▶ **Data for the task**
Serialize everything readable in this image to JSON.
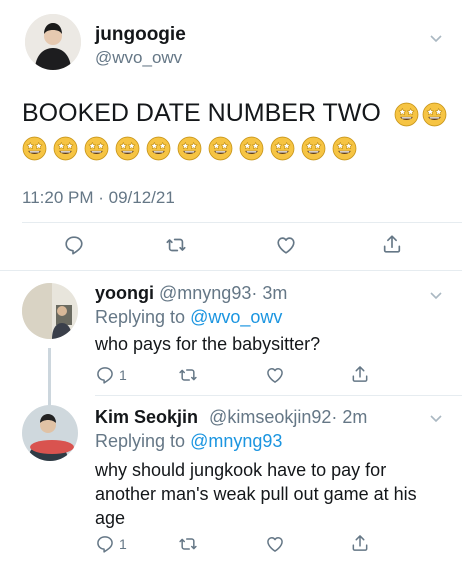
{
  "main_tweet": {
    "display_name": "jungoogie",
    "handle": "@wvo_owv",
    "text": "BOOKED DATE NUMBER TWO",
    "timestamp": "11:20 PM · 09/12/21"
  },
  "replies": [
    {
      "display_name": "yoongi",
      "handle": "@mnyng93",
      "time": "· 3m",
      "replying_label": "Replying to",
      "replying_to": "@wvo_owv",
      "text": "who pays for the babysitter?",
      "reply_count": "1"
    },
    {
      "display_name": "Kim Seokjin",
      "handle": "@kimseokjin92",
      "time": "· 2m",
      "replying_label": "Replying to",
      "replying_to": "@mnyng93",
      "text": "why should jungkook have to pay for another man's weak pull out game at his age",
      "reply_count": "1"
    }
  ],
  "icons": [
    "reply-icon",
    "retweet-icon",
    "like-icon",
    "share-icon",
    "chevron-down-icon",
    "star-struck-emoji"
  ],
  "colors": {
    "link": "#1b95e0",
    "muted": "#657786",
    "thread_line": "#ccd6dd",
    "divider": "#e6ecf0"
  }
}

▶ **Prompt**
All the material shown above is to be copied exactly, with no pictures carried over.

▶ **Answer for this exercise**
Serialize everything readable in this image to JSON.
{
  "main_tweet": {
    "display_name": "jungoogie",
    "handle": "@wvo_owv",
    "text": "BOOKED DATE NUMBER TWO",
    "timestamp": "11:20 PM · 09/12/21"
  },
  "replies": [
    {
      "display_name": "yoongi",
      "handle": "@mnyng93",
      "time": "· 3m",
      "replying_label": "Replying to",
      "replying_to": "@wvo_owv",
      "text": "who pays for the babysitter?",
      "reply_count": "1"
    },
    {
      "display_name": "Kim Seokjin",
      "handle": "@kimseokjin92",
      "time": "· 2m",
      "replying_label": "Replying to",
      "replying_to": "@mnyng93",
      "text": "why should jungkook have to pay for another man's weak pull out game at his age",
      "reply_count": "1"
    }
  ],
  "icons": [
    "reply-icon",
    "retweet-icon",
    "like-icon",
    "share-icon",
    "chevron-down-icon",
    "star-struck-emoji"
  ],
  "colors": {
    "link": "#1b95e0",
    "muted": "#657786",
    "thread_line": "#ccd6dd",
    "divider": "#e6ecf0"
  }
}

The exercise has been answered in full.